ALBANY, Ga. -- A transcript of a November probation revocation hearing contains an ominous statement from a Dougherty Superior Court judge that foreshadowed criminal activity that authorities say to the shooting death of a Dougherty County police officer on Dec. 21.

According to the transcript, which has been posted at albanyherald.com, Senior Judge Loring Gray commented that Dontravius Thomas -- the man now accused of killing Dougherty County Police Lt. Cliff Rouse while out on probation for a felony -- would likely violate the terms of his probation again.

To see the transcript Click Here.

"Oh, it's going to happen. It's going to happen. I've been doing this for 26 years now. (I have) some ability to look into the future," Gray said, according to the court transcript.

The statement came after Thomas's lawyer, Ifuero Obaseki, asked Gray to suspend any jail time for the sake of the defendant's 1-year-old daughter, saying that "God forbid" Thomas would violate his terms of probation a third time.

Gray sentenced Thomas to a suspended 24-month jail term and four years on probation based on the recommendation by Obaseki.

Thomas was subsequently released from custody and into probation, and less than 60 days later, is accused of attempting to rob the Pitt Stop Convenience store where, as he was attempting to flee apprehension from police, shot and killed Rouse.

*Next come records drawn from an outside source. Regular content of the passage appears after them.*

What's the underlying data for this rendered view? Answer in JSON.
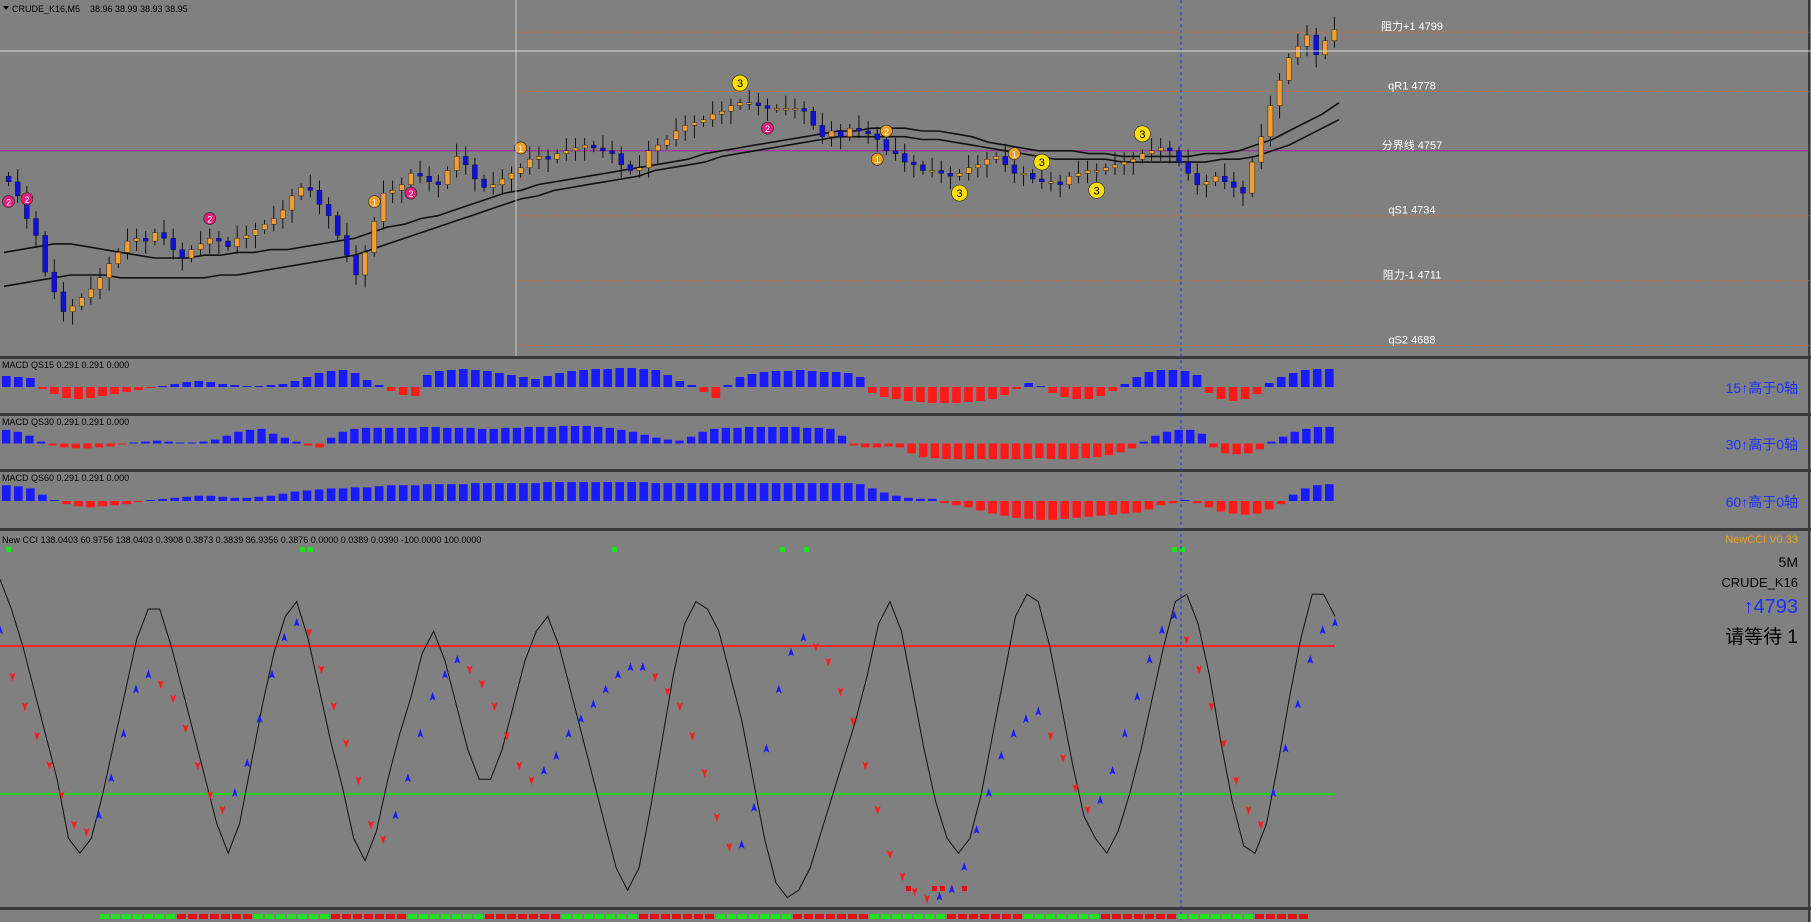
{
  "header": {
    "symbol_line": "CRUDE_K16,M5",
    "ohlc_line": "38.96 38.99 38.93 38.95"
  },
  "colors": {
    "background": "#808080",
    "bull_body": "#f0a030",
    "bear_body": "#1010d8",
    "wick": "#101010",
    "positive_hist": "#1a1aff",
    "negative_hist": "#ff1a1a",
    "level_line_red": "#ff2020",
    "level_line_green": "#20d020",
    "resistance_line": "#c86f3a",
    "mid_line": "#a020a0",
    "dot_green": "#20e020",
    "dot_red": "#e01010",
    "cursor_line": "#1a30ff"
  },
  "chart_data": [
    {
      "type": "line",
      "panel": "price",
      "title": "CRUDE_K16,M5",
      "levels": [
        {
          "name": "阻力+1",
          "value": 4799,
          "text": "阻力+1 4799"
        },
        {
          "name": "qR1",
          "value": 4778,
          "text": "qR1 4778"
        },
        {
          "name": "分界线",
          "value": 4757,
          "text": "分界线 4757"
        },
        {
          "name": "qS1",
          "value": 4734,
          "text": "qS1 4734"
        },
        {
          "name": "阻力-1",
          "value": 4711,
          "text": "阻力-1 4711"
        },
        {
          "name": "qS2",
          "value": 4688,
          "text": "qS2 4688"
        }
      ],
      "ylim": [
        4685,
        4809
      ],
      "price_close": [
        4746,
        4741,
        4733,
        4727,
        4714,
        4707,
        4700,
        4702,
        4705,
        4708,
        4712,
        4717,
        4721,
        4725,
        4726,
        4725,
        4728,
        4726,
        4722,
        4719,
        4722,
        4724,
        4726,
        4725,
        4723,
        4726,
        4727,
        4729,
        4731,
        4733,
        4736,
        4741,
        4744,
        4743,
        4738,
        4734,
        4727,
        4720,
        4713,
        4721,
        4732,
        4742,
        4743,
        4745,
        4749,
        4748,
        4746,
        4745,
        4750,
        4755,
        4752,
        4747,
        4744,
        4745,
        4747,
        4749,
        4751,
        4754,
        4755,
        4754,
        4756,
        4757,
        4758,
        4759,
        4758,
        4757,
        4756,
        4752,
        4750,
        4751,
        4757,
        4759,
        4761,
        4764,
        4766,
        4767,
        4768,
        4770,
        4771,
        4773,
        4774,
        4774,
        4773,
        4772,
        4772,
        4772,
        4772,
        4771,
        4766,
        4762,
        4764,
        4762,
        4765,
        4764,
        4763,
        4761,
        4757,
        4756,
        4753,
        4752,
        4750,
        4750,
        4749,
        4748,
        4749,
        4751,
        4752,
        4754,
        4755,
        4752,
        4749,
        4749,
        4747,
        4746,
        4746,
        4745,
        4748,
        4749,
        4750,
        4750,
        4751,
        4752,
        4753,
        4754,
        4756,
        4757,
        4758,
        4757,
        4753,
        4749,
        4745,
        4746,
        4748,
        4746,
        4744,
        4742,
        4753,
        4762,
        4773,
        4782,
        4790,
        4794,
        4798,
        4791,
        4796,
        4800
      ],
      "ma_fast": [
        4721,
        4722,
        4723,
        4724,
        4724,
        4723,
        4722,
        4721,
        4720,
        4719,
        4719,
        4719,
        4720,
        4720,
        4721,
        4721,
        4722,
        4722,
        4723,
        4724,
        4725,
        4726,
        4728,
        4730,
        4731,
        4733,
        4734,
        4736,
        4738,
        4740,
        4742,
        4743,
        4745,
        4746,
        4747,
        4748,
        4749,
        4750,
        4751,
        4752,
        4753,
        4754,
        4756,
        4757,
        4758,
        4759,
        4760,
        4761,
        4762,
        4763,
        4764,
        4764,
        4765,
        4765,
        4765,
        4764,
        4764,
        4763,
        4762,
        4760,
        4759,
        4758,
        4757,
        4757,
        4757,
        4756,
        4756,
        4755,
        4755,
        4755,
        4755,
        4755,
        4756,
        4756,
        4757,
        4759,
        4761,
        4764,
        4767,
        4770,
        4774
      ],
      "ma_slow": [
        4709,
        4710,
        4711,
        4712,
        4713,
        4713,
        4713,
        4712,
        4712,
        4712,
        4712,
        4712,
        4712,
        4713,
        4713,
        4714,
        4715,
        4716,
        4717,
        4718,
        4719,
        4720,
        4722,
        4724,
        4726,
        4728,
        4730,
        4732,
        4734,
        4736,
        4738,
        4740,
        4741,
        4743,
        4744,
        4745,
        4746,
        4747,
        4748,
        4750,
        4751,
        4752,
        4753,
        4755,
        4756,
        4757,
        4758,
        4759,
        4760,
        4761,
        4762,
        4762,
        4762,
        4762,
        4762,
        4761,
        4761,
        4760,
        4759,
        4758,
        4757,
        4756,
        4755,
        4754,
        4754,
        4754,
        4754,
        4753,
        4753,
        4753,
        4753,
        4753,
        4753,
        4754,
        4754,
        4755,
        4757,
        4759,
        4762,
        4765,
        4768
      ],
      "markers": [
        {
          "label": "2",
          "color": "#e0207a"
        },
        {
          "label": "2",
          "color": "#e0207a"
        },
        {
          "label": "2",
          "color": "#e0207a"
        },
        {
          "label": "2",
          "color": "#e0207a"
        },
        {
          "label": "2",
          "color": "#e0207a"
        },
        {
          "label": "2",
          "color": "#e0207a"
        },
        {
          "label": "1",
          "color": "#f0a020"
        },
        {
          "label": "1",
          "color": "#f0a020"
        },
        {
          "label": "1",
          "color": "#f0a020"
        },
        {
          "label": "1",
          "color": "#f0a020"
        },
        {
          "label": "2",
          "color": "#f0a020"
        },
        {
          "label": "3",
          "color": "#ffe000"
        },
        {
          "label": "3",
          "color": "#ffe000"
        },
        {
          "label": "3",
          "color": "#ffe000"
        },
        {
          "label": "3",
          "color": "#ffe000"
        },
        {
          "label": "3",
          "color": "#ffe000"
        }
      ]
    },
    {
      "type": "bar",
      "panel": "macd",
      "title": "MACD QS15 0.291 0.291 0.000",
      "right_label": "15↑高于0轴",
      "values": [
        0.55,
        0.5,
        0.45,
        -0.1,
        -0.35,
        -0.55,
        -0.6,
        -0.55,
        -0.45,
        -0.35,
        -0.25,
        -0.15,
        -0.05,
        0.05,
        0.15,
        0.25,
        0.3,
        0.25,
        0.15,
        0.1,
        0.05,
        0.05,
        0.1,
        0.15,
        0.3,
        0.5,
        0.7,
        0.8,
        0.85,
        0.7,
        0.35,
        0.1,
        -0.2,
        -0.4,
        -0.45,
        0.6,
        0.8,
        0.85,
        0.9,
        0.85,
        0.8,
        0.7,
        0.6,
        0.5,
        0.4,
        0.55,
        0.7,
        0.8,
        0.85,
        0.9,
        0.9,
        0.95,
        0.95,
        0.9,
        0.85,
        0.6,
        0.3,
        0.1,
        -0.25,
        -0.55,
        0.1,
        0.5,
        0.65,
        0.75,
        0.8,
        0.8,
        0.85,
        0.8,
        0.75,
        0.75,
        0.7,
        0.5,
        -0.3,
        -0.5,
        -0.6,
        -0.7,
        -0.75,
        -0.8,
        -0.8,
        -0.8,
        -0.75,
        -0.7,
        -0.6,
        -0.4,
        -0.1,
        0.2,
        0.05,
        -0.3,
        -0.5,
        -0.6,
        -0.6,
        -0.45,
        -0.2,
        0.15,
        0.5,
        0.75,
        0.85,
        0.85,
        0.8,
        0.6,
        -0.3,
        -0.6,
        -0.7,
        -0.6,
        -0.35,
        0.2,
        0.5,
        0.7,
        0.85,
        0.9,
        0.9
      ]
    },
    {
      "type": "bar",
      "panel": "macd",
      "title": "MACD QS30 0.291 0.291 0.000",
      "right_label": "30↑高于0轴",
      "values": [
        0.7,
        0.6,
        0.4,
        0.1,
        -0.1,
        -0.2,
        -0.25,
        -0.25,
        -0.2,
        -0.15,
        -0.05,
        0.05,
        0.1,
        0.15,
        0.1,
        0.05,
        0.05,
        0.1,
        0.2,
        0.4,
        0.6,
        0.7,
        0.75,
        0.5,
        0.3,
        0.1,
        -0.1,
        -0.2,
        0.3,
        0.6,
        0.75,
        0.8,
        0.8,
        0.8,
        0.8,
        0.8,
        0.85,
        0.85,
        0.8,
        0.8,
        0.8,
        0.75,
        0.75,
        0.8,
        0.8,
        0.85,
        0.85,
        0.85,
        0.9,
        0.9,
        0.9,
        0.85,
        0.8,
        0.7,
        0.6,
        0.45,
        0.3,
        0.2,
        0.15,
        0.35,
        0.6,
        0.75,
        0.8,
        0.8,
        0.85,
        0.85,
        0.85,
        0.85,
        0.85,
        0.8,
        0.8,
        0.75,
        0.4,
        -0.1,
        -0.2,
        -0.2,
        -0.15,
        -0.2,
        -0.5,
        -0.7,
        -0.75,
        -0.8,
        -0.8,
        -0.8,
        -0.8,
        -0.8,
        -0.8,
        -0.8,
        -0.8,
        -0.75,
        -0.8,
        -0.8,
        -0.8,
        -0.75,
        -0.7,
        -0.6,
        -0.45,
        -0.25,
        0.1,
        0.4,
        0.6,
        0.7,
        0.7,
        0.5,
        -0.2,
        -0.5,
        -0.55,
        -0.5,
        -0.3,
        0.1,
        0.35,
        0.6,
        0.75,
        0.85,
        0.85
      ]
    },
    {
      "type": "bar",
      "panel": "macd",
      "title": "MACD QS60 0.291 0.291 0.000",
      "right_label": "60↑高于0轴",
      "values": [
        0.75,
        0.7,
        0.6,
        0.3,
        0.05,
        -0.15,
        -0.25,
        -0.3,
        -0.25,
        -0.2,
        -0.15,
        -0.05,
        0.05,
        0.1,
        0.15,
        0.2,
        0.25,
        0.25,
        0.2,
        0.15,
        0.15,
        0.2,
        0.25,
        0.35,
        0.45,
        0.5,
        0.55,
        0.6,
        0.6,
        0.65,
        0.65,
        0.7,
        0.75,
        0.75,
        0.75,
        0.8,
        0.8,
        0.8,
        0.8,
        0.85,
        0.85,
        0.85,
        0.85,
        0.85,
        0.85,
        0.9,
        0.9,
        0.9,
        0.9,
        0.9,
        0.9,
        0.9,
        0.9,
        0.9,
        0.85,
        0.85,
        0.85,
        0.85,
        0.85,
        0.85,
        0.85,
        0.85,
        0.85,
        0.85,
        0.85,
        0.85,
        0.85,
        0.85,
        0.85,
        0.85,
        0.85,
        0.8,
        0.6,
        0.4,
        0.25,
        0.15,
        0.1,
        0.1,
        -0.1,
        -0.2,
        -0.3,
        -0.45,
        -0.6,
        -0.7,
        -0.8,
        -0.85,
        -0.9,
        -0.9,
        -0.85,
        -0.8,
        -0.75,
        -0.7,
        -0.65,
        -0.6,
        -0.55,
        -0.4,
        -0.2,
        -0.1,
        0.05,
        -0.1,
        -0.3,
        -0.5,
        -0.6,
        -0.65,
        -0.6,
        -0.4,
        -0.15,
        0.3,
        0.6,
        0.75,
        0.8
      ]
    },
    {
      "type": "line",
      "panel": "cci",
      "title": "New CCI 138.0403 60.9756 138.0403 0.3908 0.3873 0.3839 86.9356 0.3876 0.0000 0.0389 0.0390 -100.0000 100.0000",
      "right_title": "NewCCI V0.33",
      "timeframe": "5M",
      "symbol": "CRUDE_K16",
      "price_text": "↑4793",
      "status_text": "请等待 1",
      "levels": [
        100,
        -100
      ],
      "ylim": [
        -250,
        250
      ],
      "series": [
        {
          "values": [
            120,
            60,
            20,
            -20,
            -60,
            -100,
            -140,
            -150,
            -130,
            -80,
            -20,
            40,
            60,
            50,
            30,
            -10,
            -60,
            -100,
            -120,
            -100,
            -60,
            0,
            60,
            110,
            130,
            120,
            70,
            20,
            -30,
            -80,
            -140,
            -160,
            -130,
            -80,
            -20,
            30,
            60,
            80,
            70,
            50,
            20,
            -20,
            -60,
            -80,
            -70,
            -50,
            -20,
            0,
            20,
            40,
            60,
            70,
            70,
            60,
            40,
            20,
            -20,
            -70,
            -130,
            -170,
            -170,
            -120,
            -40,
            40,
            90,
            110,
            100,
            80,
            40,
            0,
            -60,
            -120,
            -180,
            -210,
            -230,
            -240,
            -240,
            -230,
            -200,
            -150,
            -100,
            -50,
            -20,
            0,
            10,
            -20,
            -50,
            -90,
            -120,
            -110,
            -70,
            -20,
            30,
            80,
            120,
            140,
            110,
            70,
            20,
            -30,
            -80,
            -120,
            -140,
            -100,
            -40,
            20,
            80,
            120,
            130
          ]
        },
        {
          "values": [
            190,
            150,
            100,
            40,
            -20,
            -80,
            -160,
            -180,
            -160,
            -100,
            -30,
            40,
            110,
            150,
            150,
            100,
            40,
            -20,
            -80,
            -140,
            -180,
            -140,
            -60,
            20,
            90,
            140,
            160,
            110,
            40,
            -30,
            -90,
            -160,
            -190,
            -150,
            -80,
            -20,
            30,
            90,
            120,
            80,
            20,
            -40,
            -80,
            -80,
            -40,
            20,
            80,
            120,
            140,
            100,
            40,
            -20,
            -80,
            -140,
            -200,
            -230,
            -200,
            -120,
            -30,
            60,
            130,
            160,
            150,
            120,
            60,
            0,
            -80,
            -160,
            -220,
            -240,
            -230,
            -200,
            -150,
            -100,
            -50,
            0,
            60,
            130,
            160,
            120,
            40,
            -40,
            -110,
            -160,
            -180,
            -160,
            -100,
            -20,
            60,
            140,
            170,
            160,
            100,
            20,
            -60,
            -130,
            -160,
            -180,
            -150,
            -100,
            -40,
            30,
            100,
            160,
            170,
            130,
            60,
            -30,
            -110,
            -170,
            -180,
            -140,
            -60,
            30,
            110,
            170,
            170,
            140
          ]
        }
      ],
      "signal_dots_top": [
        "green",
        "green",
        "green",
        "green",
        "green",
        "green",
        "green",
        "green"
      ],
      "signal_dots_bottom": [
        "red",
        "red",
        "red",
        "red"
      ]
    }
  ]
}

In two separate instances, Thomas twice stipulated to violating terms of his probation -- which he received after pleading guilty to a felony burglary charge stemming from a 2009 burglary of the Pitt Stop convenience store.

The first time, probation officers petitioned the court for a revocation hearing before Chief Superior Court Judge Willie Lockette after Thomas failed to report to his officer, had failed to attend any responsibility classes, failed to pay his fine and had failed his drug test.

Lockette ordered Thomas to additional classes, to pay his fine, to be drug tested twice per month for two years and gave him credit for the five days he stayed in jail before the hearing, but decided against revoking his first-offender status or adjudicating him guilty.

Two months after the Lockette hearing, probation officers issued another warrant for Thomas' arrest for violating the terms of his probation after he again failed to report, failed to complete community service, failed to attend his classes, failed to properly drug test and fail to pay his fine. That resulted in the Nov. 4 hearing before Gray.

In the final lines of the transcript, Gray expresses pessimism that Thomas would change his ways.

"And we'll just wait for him to come back, because, mark my words, he will, and then we'll impose the two-year sentence at that time," Gray said. "I hope you prove me wrong, Mr. Thomas, but my experience tells me that you won't."